I decided to spend the first day of my practice on the lower end of the lake since I knew it had produced decent bags in the past. I began fishing shallow with a buzzbait and caught five small largemouth in the first couple of hours. The water temperature was in the high 80’s and I figured that once the sun got up that the shallow bite might turn off. So around 9:30 AM I headed out to some offshore stuff and started graphing around. I quickly found a brush pile and made a few casts to it, which resulted in a six or seven pound largemouth. At that point, I figured this could be a decent pattern and began looking for more brush piles. By the end of the first day, I had found 35 brush piles and gotten bit in the majority of the ones I fished. I wasn’t sure of the size, as I was shaking off all of the bites, but I did manage to see a couple other good fish and felt really comfortable with the pattern. I spent the next two days expanding on the southern portion of the lake and by the end of practice I had roughly 75-100 brush piles marked in water from six feet to twenty-five feet deep. Again, I routinely got bit in the piles I chose to fish and felt very comfortable heading into the tournament with my pattern. My biggest concern was how much pressure each brush pile would get and that I had put all my eggs into one basket by not looking for a secondary pattern.

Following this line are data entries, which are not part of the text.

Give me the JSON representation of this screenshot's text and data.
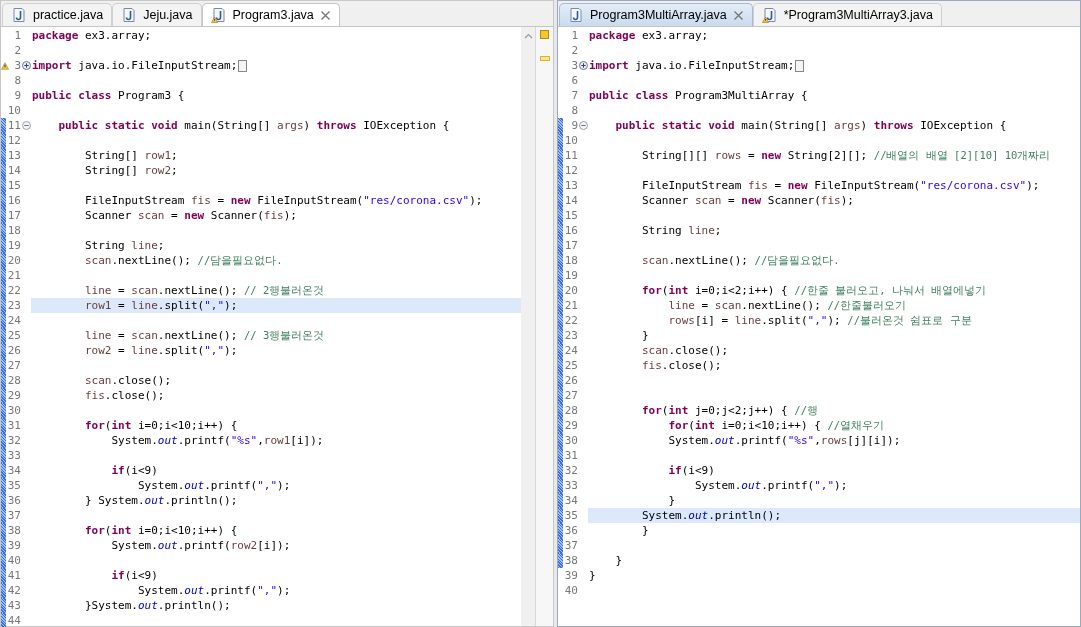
{
  "editors": [
    {
      "active": false,
      "tabs": [
        {
          "label": "practice.java",
          "selected": false,
          "warning": false
        },
        {
          "label": "Jeju.java",
          "selected": false,
          "warning": false
        },
        {
          "label": "Program3.java",
          "selected": true,
          "warning": true
        }
      ],
      "lines": [
        {
          "number": "1",
          "changed": false,
          "highlighted": false,
          "tokens": [
            {
              "kind": "keyword",
              "text": "package"
            },
            {
              "kind": "plain",
              "text": " ex3.array;"
            }
          ]
        },
        {
          "number": "2",
          "changed": false,
          "highlighted": false
        },
        {
          "number": "3",
          "changed": false,
          "highlighted": false,
          "warning": true,
          "expanded": false,
          "folded": true,
          "tokens": [
            {
              "kind": "keyword",
              "text": "import"
            },
            {
              "kind": "plain",
              "text": " java.io.FileInputStream;"
            }
          ]
        },
        {
          "number": "8",
          "changed": false,
          "highlighted": false
        },
        {
          "number": "9",
          "changed": false,
          "highlighted": false,
          "tokens": [
            {
              "kind": "keyword",
              "text": "public"
            },
            {
              "kind": "keyword",
              "text": " class"
            },
            {
              "kind": "plain",
              "text": " Program3 {"
            }
          ]
        },
        {
          "number": "10",
          "changed": false,
          "highlighted": false
        },
        {
          "number": "11",
          "changed": true,
          "highlighted": false,
          "expanded": true,
          "tokens": [
            {
              "kind": "keyword",
              "text": "    public"
            },
            {
              "kind": "keyword",
              "text": " static"
            },
            {
              "kind": "keyword",
              "text": " void"
            },
            {
              "kind": "plain",
              "text": " main(String[] "
            },
            {
              "kind": "variable",
              "text": "args"
            },
            {
              "kind": "plain",
              "text": ") "
            },
            {
              "kind": "keyword",
              "text": "throws"
            },
            {
              "kind": "plain",
              "text": " IOException {"
            }
          ]
        },
        {
          "number": "12",
          "changed": true,
          "highlighted": false
        },
        {
          "number": "13",
          "changed": true,
          "highlighted": false,
          "tokens": [
            {
              "kind": "plain",
              "text": "        String[] "
            },
            {
              "kind": "variable",
              "text": "row1"
            },
            {
              "kind": "plain",
              "text": ";"
            }
          ]
        },
        {
          "number": "14",
          "changed": true,
          "highlighted": false,
          "tokens": [
            {
              "kind": "plain",
              "text": "        String[] "
            },
            {
              "kind": "variable",
              "text": "row2"
            },
            {
              "kind": "plain",
              "text": ";"
            }
          ]
        },
        {
          "number": "15",
          "changed": true,
          "highlighted": false
        },
        {
          "number": "16",
          "changed": true,
          "highlighted": false,
          "tokens": [
            {
              "kind": "plain",
              "text": "        FileInputStream "
            },
            {
              "kind": "variable",
              "text": "fis"
            },
            {
              "kind": "plain",
              "text": " = "
            },
            {
              "kind": "keyword",
              "text": "new"
            },
            {
              "kind": "plain",
              "text": " FileInputStream("
            },
            {
              "kind": "string",
              "text": "\"res/corona.csv\""
            },
            {
              "kind": "plain",
              "text": ");"
            }
          ]
        },
        {
          "number": "17",
          "changed": true,
          "highlighted": false,
          "tokens": [
            {
              "kind": "plain",
              "text": "        Scanner "
            },
            {
              "kind": "variable",
              "text": "scan"
            },
            {
              "kind": "plain",
              "text": " = "
            },
            {
              "kind": "keyword",
              "text": "new"
            },
            {
              "kind": "plain",
              "text": " Scanner("
            },
            {
              "kind": "variable",
              "text": "fis"
            },
            {
              "kind": "plain",
              "text": ");"
            }
          ]
        },
        {
          "number": "18",
          "changed": true,
          "highlighted": false
        },
        {
          "number": "19",
          "changed": true,
          "highlighted": false,
          "tokens": [
            {
              "kind": "plain",
              "text": "        String "
            },
            {
              "kind": "variable",
              "text": "line"
            },
            {
              "kind": "plain",
              "text": ";"
            }
          ]
        },
        {
          "number": "20",
          "changed": true,
          "highlighted": false,
          "tokens": [
            {
              "kind": "variable",
              "text": "        scan"
            },
            {
              "kind": "plain",
              "text": ".nextLine(); "
            },
            {
              "kind": "comment",
              "text": "//담을필요없다."
            }
          ]
        },
        {
          "number": "21",
          "changed": true,
          "highlighted": false
        },
        {
          "number": "22",
          "changed": true,
          "highlighted": false,
          "tokens": [
            {
              "kind": "variable",
              "text": "        line"
            },
            {
              "kind": "plain",
              "text": " = "
            },
            {
              "kind": "variable",
              "text": "scan"
            },
            {
              "kind": "plain",
              "text": ".nextLine(); "
            },
            {
              "kind": "comment",
              "text": "// 2행불러온것"
            }
          ]
        },
        {
          "number": "23",
          "changed": true,
          "highlighted": true,
          "tokens": [
            {
              "kind": "variable",
              "text": "        row1"
            },
            {
              "kind": "plain",
              "text": " = "
            },
            {
              "kind": "variable",
              "text": "line"
            },
            {
              "kind": "plain",
              "text": ".split("
            },
            {
              "kind": "string",
              "text": "\",\""
            },
            {
              "kind": "plain",
              "text": ");"
            }
          ]
        },
        {
          "number": "24",
          "changed": true,
          "highlighted": false
        },
        {
          "number": "25",
          "changed": true,
          "highlighted": false,
          "tokens": [
            {
              "kind": "variable",
              "text": "        line"
            },
            {
              "kind": "plain",
              "text": " = "
            },
            {
              "kind": "variable",
              "text": "scan"
            },
            {
              "kind": "plain",
              "text": ".nextLine(); "
            },
            {
              "kind": "comment",
              "text": "// 3행불러온것"
            }
          ]
        },
        {
          "number": "26",
          "changed": true,
          "highlighted": false,
          "tokens": [
            {
              "kind": "variable",
              "text": "        row2"
            },
            {
              "kind": "plain",
              "text": " = "
            },
            {
              "kind": "variable",
              "text": "line"
            },
            {
              "kind": "plain",
              "text": ".split("
            },
            {
              "kind": "string",
              "text": "\",\""
            },
            {
              "kind": "plain",
              "text": ");"
            }
          ]
        },
        {
          "number": "27",
          "changed": true,
          "highlighted": false
        },
        {
          "number": "28",
          "changed": true,
          "highlighted": false,
          "tokens": [
            {
              "kind": "variable",
              "text": "        scan"
            },
            {
              "kind": "plain",
              "text": ".close();"
            }
          ]
        },
        {
          "number": "29",
          "changed": true,
          "highlighted": false,
          "tokens": [
            {
              "kind": "variable",
              "text": "        fis"
            },
            {
              "kind": "plain",
              "text": ".close();"
            }
          ]
        },
        {
          "number": "30",
          "changed": true,
          "highlighted": false
        },
        {
          "number": "31",
          "changed": true,
          "highlighted": false,
          "tokens": [
            {
              "kind": "keyword",
              "text": "        for"
            },
            {
              "kind": "plain",
              "text": "("
            },
            {
              "kind": "keyword",
              "text": "int"
            },
            {
              "kind": "plain",
              "text": " i=0;i<10;i++) {"
            }
          ]
        },
        {
          "number": "32",
          "changed": true,
          "highlighted": false,
          "tokens": [
            {
              "kind": "plain",
              "text": "            System."
            },
            {
              "kind": "field",
              "text": "out"
            },
            {
              "kind": "plain",
              "text": ".printf("
            },
            {
              "kind": "string",
              "text": "\"%s\""
            },
            {
              "kind": "plain",
              "text": ","
            },
            {
              "kind": "variable",
              "text": "row1"
            },
            {
              "kind": "plain",
              "text": "[i]);"
            }
          ]
        },
        {
          "number": "33",
          "changed": true,
          "highlighted": false
        },
        {
          "number": "34",
          "changed": true,
          "highlighted": false,
          "tokens": [
            {
              "kind": "keyword",
              "text": "            if"
            },
            {
              "kind": "plain",
              "text": "(i<9)"
            }
          ]
        },
        {
          "number": "35",
          "changed": true,
          "highlighted": false,
          "tokens": [
            {
              "kind": "plain",
              "text": "                System."
            },
            {
              "kind": "field",
              "text": "out"
            },
            {
              "kind": "plain",
              "text": ".printf("
            },
            {
              "kind": "string",
              "text": "\",\""
            },
            {
              "kind": "plain",
              "text": ");"
            }
          ]
        },
        {
          "number": "36",
          "changed": true,
          "highlighted": false,
          "tokens": [
            {
              "kind": "plain",
              "text": "        } System."
            },
            {
              "kind": "field",
              "text": "out"
            },
            {
              "kind": "plain",
              "text": ".println();"
            }
          ]
        },
        {
          "number": "37",
          "changed": true,
          "highlighted": false
        },
        {
          "number": "38",
          "changed": true,
          "highlighted": false,
          "tokens": [
            {
              "kind": "keyword",
              "text": "        for"
            },
            {
              "kind": "plain",
              "text": "("
            },
            {
              "kind": "keyword",
              "text": "int"
            },
            {
              "kind": "plain",
              "text": " i=0;i<10;i++) {"
            }
          ]
        },
        {
          "number": "39",
          "changed": true,
          "highlighted": false,
          "tokens": [
            {
              "kind": "plain",
              "text": "            System."
            },
            {
              "kind": "field",
              "text": "out"
            },
            {
              "kind": "plain",
              "text": ".printf("
            },
            {
              "kind": "variable",
              "text": "row2"
            },
            {
              "kind": "plain",
              "text": "[i]);"
            }
          ]
        },
        {
          "number": "40",
          "changed": true,
          "highlighted": false
        },
        {
          "number": "41",
          "changed": true,
          "highlighted": false,
          "tokens": [
            {
              "kind": "keyword",
              "text": "            if"
            },
            {
              "kind": "plain",
              "text": "(i<9)"
            }
          ]
        },
        {
          "number": "42",
          "changed": true,
          "highlighted": false,
          "tokens": [
            {
              "kind": "plain",
              "text": "                System."
            },
            {
              "kind": "field",
              "text": "out"
            },
            {
              "kind": "plain",
              "text": ".printf("
            },
            {
              "kind": "string",
              "text": "\",\""
            },
            {
              "kind": "plain",
              "text": ");"
            }
          ]
        },
        {
          "number": "43",
          "changed": true,
          "highlighted": false,
          "tokens": [
            {
              "kind": "plain",
              "text": "        }System."
            },
            {
              "kind": "field",
              "text": "out"
            },
            {
              "kind": "plain",
              "text": ".println();"
            }
          ]
        },
        {
          "number": "44",
          "changed": true,
          "highlighted": false
        }
      ]
    },
    {
      "active": true,
      "tabs": [
        {
          "label": "Program3MultiArray.java",
          "selected": true,
          "warning": false
        },
        {
          "label": "*Program3MultiArray3.java",
          "selected": false,
          "warning": true
        }
      ],
      "lines": [
        {
          "number": "1",
          "changed": false,
          "highlighted": false,
          "tokens": [
            {
              "kind": "keyword",
              "text": "package"
            },
            {
              "kind": "plain",
              "text": " ex3.array;"
            }
          ]
        },
        {
          "number": "2",
          "changed": false,
          "highlighted": false
        },
        {
          "number": "3",
          "changed": false,
          "highlighted": false,
          "expanded": false,
          "folded": true,
          "tokens": [
            {
              "kind": "keyword",
              "text": "import"
            },
            {
              "kind": "plain",
              "text": " java.io.FileInputStream;"
            }
          ]
        },
        {
          "number": "6",
          "changed": false,
          "highlighted": false
        },
        {
          "number": "7",
          "changed": false,
          "highlighted": false,
          "tokens": [
            {
              "kind": "keyword",
              "text": "public"
            },
            {
              "kind": "keyword",
              "text": " class"
            },
            {
              "kind": "plain",
              "text": " Program3MultiArray {"
            }
          ]
        },
        {
          "number": "8",
          "changed": false,
          "highlighted": false
        },
        {
          "number": "9",
          "changed": true,
          "highlighted": false,
          "expanded": true,
          "tokens": [
            {
              "kind": "keyword",
              "text": "    public"
            },
            {
              "kind": "keyword",
              "text": " static"
            },
            {
              "kind": "keyword",
              "text": " void"
            },
            {
              "kind": "plain",
              "text": " main(String[] "
            },
            {
              "kind": "variable",
              "text": "args"
            },
            {
              "kind": "plain",
              "text": ") "
            },
            {
              "kind": "keyword",
              "text": "throws"
            },
            {
              "kind": "plain",
              "text": " IOException {"
            }
          ]
        },
        {
          "number": "10",
          "changed": true,
          "highlighted": false
        },
        {
          "number": "11",
          "changed": true,
          "highlighted": false,
          "tokens": [
            {
              "kind": "plain",
              "text": "        String[][] "
            },
            {
              "kind": "variable",
              "text": "rows"
            },
            {
              "kind": "plain",
              "text": " = "
            },
            {
              "kind": "keyword",
              "text": "new"
            },
            {
              "kind": "plain",
              "text": " String[2][]; "
            },
            {
              "kind": "comment",
              "text": "//배열의 배열 [2][10] 10개짜리"
            }
          ]
        },
        {
          "number": "12",
          "changed": true,
          "highlighted": false
        },
        {
          "number": "13",
          "changed": true,
          "highlighted": false,
          "tokens": [
            {
              "kind": "plain",
              "text": "        FileInputStream "
            },
            {
              "kind": "variable",
              "text": "fis"
            },
            {
              "kind": "plain",
              "text": " = "
            },
            {
              "kind": "keyword",
              "text": "new"
            },
            {
              "kind": "plain",
              "text": " FileInputStream("
            },
            {
              "kind": "string",
              "text": "\"res/corona.csv\""
            },
            {
              "kind": "plain",
              "text": ");"
            }
          ]
        },
        {
          "number": "14",
          "changed": true,
          "highlighted": false,
          "tokens": [
            {
              "kind": "plain",
              "text": "        Scanner "
            },
            {
              "kind": "variable",
              "text": "scan"
            },
            {
              "kind": "plain",
              "text": " = "
            },
            {
              "kind": "keyword",
              "text": "new"
            },
            {
              "kind": "plain",
              "text": " Scanner("
            },
            {
              "kind": "variable",
              "text": "fis"
            },
            {
              "kind": "plain",
              "text": ");"
            }
          ]
        },
        {
          "number": "15",
          "changed": true,
          "highlighted": false
        },
        {
          "number": "16",
          "changed": true,
          "highlighted": false,
          "tokens": [
            {
              "kind": "plain",
              "text": "        String "
            },
            {
              "kind": "variable",
              "text": "line"
            },
            {
              "kind": "plain",
              "text": ";"
            }
          ]
        },
        {
          "number": "17",
          "changed": true,
          "highlighted": false
        },
        {
          "number": "18",
          "changed": true,
          "highlighted": false,
          "tokens": [
            {
              "kind": "variable",
              "text": "        scan"
            },
            {
              "kind": "plain",
              "text": ".nextLine(); "
            },
            {
              "kind": "comment",
              "text": "//담을필요없다."
            }
          ]
        },
        {
          "number": "19",
          "changed": true,
          "highlighted": false
        },
        {
          "number": "20",
          "changed": true,
          "highlighted": false,
          "tokens": [
            {
              "kind": "keyword",
              "text": "        for"
            },
            {
              "kind": "plain",
              "text": "("
            },
            {
              "kind": "keyword",
              "text": "int"
            },
            {
              "kind": "plain",
              "text": " i=0;i<2;i++) { "
            },
            {
              "kind": "comment",
              "text": "//한줄 불러오고, 나눠서 배열에넣기"
            }
          ]
        },
        {
          "number": "21",
          "changed": true,
          "highlighted": false,
          "tokens": [
            {
              "kind": "variable",
              "text": "            line"
            },
            {
              "kind": "plain",
              "text": " = "
            },
            {
              "kind": "variable",
              "text": "scan"
            },
            {
              "kind": "plain",
              "text": ".nextLine(); "
            },
            {
              "kind": "comment",
              "text": "//한줄불러오기"
            }
          ]
        },
        {
          "number": "22",
          "changed": true,
          "highlighted": false,
          "tokens": [
            {
              "kind": "variable",
              "text": "            rows"
            },
            {
              "kind": "plain",
              "text": "[i] = "
            },
            {
              "kind": "variable",
              "text": "line"
            },
            {
              "kind": "plain",
              "text": ".split("
            },
            {
              "kind": "string",
              "text": "\",\""
            },
            {
              "kind": "plain",
              "text": "); "
            },
            {
              "kind": "comment",
              "text": "//불러온것 쉼표로 구분"
            }
          ]
        },
        {
          "number": "23",
          "changed": true,
          "highlighted": false,
          "tokens": [
            {
              "kind": "plain",
              "text": "        }"
            }
          ]
        },
        {
          "number": "24",
          "changed": true,
          "highlighted": false,
          "tokens": [
            {
              "kind": "variable",
              "text": "        scan"
            },
            {
              "kind": "plain",
              "text": ".close();"
            }
          ]
        },
        {
          "number": "25",
          "changed": true,
          "highlighted": false,
          "tokens": [
            {
              "kind": "variable",
              "text": "        fis"
            },
            {
              "kind": "plain",
              "text": ".close();"
            }
          ]
        },
        {
          "number": "26",
          "changed": true,
          "highlighted": false
        },
        {
          "number": "27",
          "changed": true,
          "highlighted": false
        },
        {
          "number": "28",
          "changed": true,
          "highlighted": false,
          "tokens": [
            {
              "kind": "keyword",
              "text": "        for"
            },
            {
              "kind": "plain",
              "text": "("
            },
            {
              "kind": "keyword",
              "text": "int"
            },
            {
              "kind": "plain",
              "text": " j=0;j<2;j++) { "
            },
            {
              "kind": "comment",
              "text": "//행"
            }
          ]
        },
        {
          "number": "29",
          "changed": true,
          "highlighted": false,
          "tokens": [
            {
              "kind": "keyword",
              "text": "            for"
            },
            {
              "kind": "plain",
              "text": "("
            },
            {
              "kind": "keyword",
              "text": "int"
            },
            {
              "kind": "plain",
              "text": " i=0;i<10;i++) { "
            },
            {
              "kind": "comment",
              "text": "//열채우기"
            }
          ]
        },
        {
          "number": "30",
          "changed": true,
          "highlighted": false,
          "tokens": [
            {
              "kind": "plain",
              "text": "            System."
            },
            {
              "kind": "field",
              "text": "out"
            },
            {
              "kind": "plain",
              "text": ".printf("
            },
            {
              "kind": "string",
              "text": "\"%s\""
            },
            {
              "kind": "plain",
              "text": ","
            },
            {
              "kind": "variable",
              "text": "rows"
            },
            {
              "kind": "plain",
              "text": "[j][i]);"
            }
          ]
        },
        {
          "number": "31",
          "changed": true,
          "highlighted": false
        },
        {
          "number": "32",
          "changed": true,
          "highlighted": false,
          "tokens": [
            {
              "kind": "keyword",
              "text": "            if"
            },
            {
              "kind": "plain",
              "text": "(i<9)"
            }
          ]
        },
        {
          "number": "33",
          "changed": true,
          "highlighted": false,
          "tokens": [
            {
              "kind": "plain",
              "text": "                System."
            },
            {
              "kind": "field",
              "text": "out"
            },
            {
              "kind": "plain",
              "text": ".printf("
            },
            {
              "kind": "string",
              "text": "\",\""
            },
            {
              "kind": "plain",
              "text": ");"
            }
          ]
        },
        {
          "number": "34",
          "changed": true,
          "highlighted": false,
          "tokens": [
            {
              "kind": "plain",
              "text": "            }"
            }
          ]
        },
        {
          "number": "35",
          "changed": true,
          "highlighted": true,
          "tokens": [
            {
              "kind": "plain",
              "text": "        System."
            },
            {
              "kind": "field",
              "text": "out"
            },
            {
              "kind": "plain",
              "text": ".println();"
            }
          ]
        },
        {
          "number": "36",
          "changed": true,
          "highlighted": false,
          "tokens": [
            {
              "kind": "plain",
              "text": "        }"
            }
          ]
        },
        {
          "number": "37",
          "changed": true,
          "highlighted": false
        },
        {
          "number": "38",
          "changed": true,
          "highlighted": false,
          "tokens": [
            {
              "kind": "plain",
              "text": "    }"
            }
          ]
        },
        {
          "number": "39",
          "changed": false,
          "highlighted": false,
          "tokens": [
            {
              "kind": "plain",
              "text": "}"
            }
          ]
        },
        {
          "number": "40",
          "changed": false,
          "highlighted": false
        }
      ]
    }
  ]
}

On the first day of the tournament, I managed to catch about a dozen keepers fishing the brush piles, but never managed to catch any big fish. I did jump off a three pounder which would have culled me up a pound, but I never saw the quality I was hoping for. But several of the top leaders fished around me and we were sharing several of the same brush piles so I knew the quality was there and I just needed to get them to bite. I also left several of the isolated brush piles alone since I thought they might help me more on day two after hitting the community piles. I ended the day in 37th place with 12 lbs. 1 oz.

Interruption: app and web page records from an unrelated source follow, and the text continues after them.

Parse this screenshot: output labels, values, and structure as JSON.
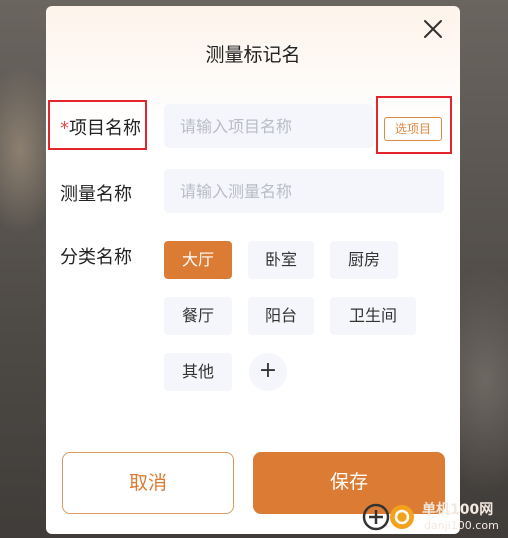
{
  "dialog": {
    "title": "测量标记名",
    "close_icon": "close-icon"
  },
  "project_field": {
    "required_mark": "*",
    "label": "项目名称",
    "placeholder": "请输入项目名称",
    "pick_button": "选项目"
  },
  "measure_field": {
    "label": "测量名称",
    "placeholder": "请输入测量名称"
  },
  "category": {
    "label": "分类名称",
    "options": [
      "大厅",
      "卧室",
      "厨房",
      "餐厅",
      "阳台",
      "卫生间",
      "其他"
    ],
    "selected": "大厅",
    "add_label": "+"
  },
  "actions": {
    "cancel": "取消",
    "save": "保存"
  },
  "watermark": {
    "name": "单机100网",
    "domain": "danji100.com"
  },
  "colors": {
    "accent": "#dc7c34",
    "highlight_box": "#e3262e",
    "required": "#e5484d"
  }
}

On day two, I began fishing several of the same brush piles I fished on the first day and quickly boated a three pounder. The bite definitely seemed more difficult and it took me until around noon to secure a limit. Since the bite was getting tougher I spent the last two hours fishing shallow with a Jackall Binksy that my roommate Jeff Gustafson had recommended to me the day before. He ended up in 5th fishing it the whole tournament and it ended up producing two quality keeper fish for me and I culled up to 13 lbs. 7 oz. and finished 31st. I did lose one fish close to six pounds at the boat, which would have put me into the top 20 cut, but that’s how it goes. The fish were not eating the baits great and they would not stop jumping, which is why a lot of guys lost big fish in this tournament.

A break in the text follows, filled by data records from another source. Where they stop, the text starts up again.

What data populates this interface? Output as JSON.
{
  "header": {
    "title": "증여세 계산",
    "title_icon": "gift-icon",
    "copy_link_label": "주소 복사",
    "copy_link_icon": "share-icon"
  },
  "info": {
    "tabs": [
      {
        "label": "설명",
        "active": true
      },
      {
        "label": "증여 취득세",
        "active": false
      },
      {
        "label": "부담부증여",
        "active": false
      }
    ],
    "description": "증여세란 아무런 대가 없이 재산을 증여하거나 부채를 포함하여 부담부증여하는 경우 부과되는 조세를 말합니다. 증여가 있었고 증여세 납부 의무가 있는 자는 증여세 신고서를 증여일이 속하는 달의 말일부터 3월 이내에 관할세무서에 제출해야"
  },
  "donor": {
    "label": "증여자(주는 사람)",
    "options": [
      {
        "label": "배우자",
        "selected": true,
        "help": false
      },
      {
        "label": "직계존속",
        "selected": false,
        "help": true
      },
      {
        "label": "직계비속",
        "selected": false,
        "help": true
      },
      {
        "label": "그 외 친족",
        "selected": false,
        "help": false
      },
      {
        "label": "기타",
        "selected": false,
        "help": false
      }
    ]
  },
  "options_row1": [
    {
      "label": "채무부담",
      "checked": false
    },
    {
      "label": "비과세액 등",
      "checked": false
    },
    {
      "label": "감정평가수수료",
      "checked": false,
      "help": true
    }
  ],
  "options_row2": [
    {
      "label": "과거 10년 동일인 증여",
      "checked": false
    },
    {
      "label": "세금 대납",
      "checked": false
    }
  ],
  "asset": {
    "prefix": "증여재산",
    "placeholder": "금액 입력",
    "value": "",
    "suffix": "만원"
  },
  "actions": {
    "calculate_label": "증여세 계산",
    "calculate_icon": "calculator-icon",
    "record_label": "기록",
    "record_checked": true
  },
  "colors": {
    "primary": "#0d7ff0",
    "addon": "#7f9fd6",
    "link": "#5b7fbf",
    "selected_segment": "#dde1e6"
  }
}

Overall, it was another solid tournament for me. I really would have liked to have made the cut, but am satisfied with my performance. I’ve never specifically targeted brush piles for an entire tournament and it gives me additional confidence in my offshore game. My Hummingbird electronics were a huge part in my success in this tournament and it always amazes me how accurate they can be. I caught the majority of my fish on a ¾ oz. football head jig, but also caught a few on a swimbait over the top of the brush piles. I wish I had spent more time doing that as it sounds as if a lot of the top finishers were getting bigger bites on swimbaits. I also think a lot of guys were catching good fish out of brush piles in the creek arms, which were more overlooked than the main lake structure and in the future I’ll spend more time looking in the not so obvious places. Lastly, I’m amazed at the quality of shallow fish that were caught in 90 degree water. I guess those southern fish are used to it.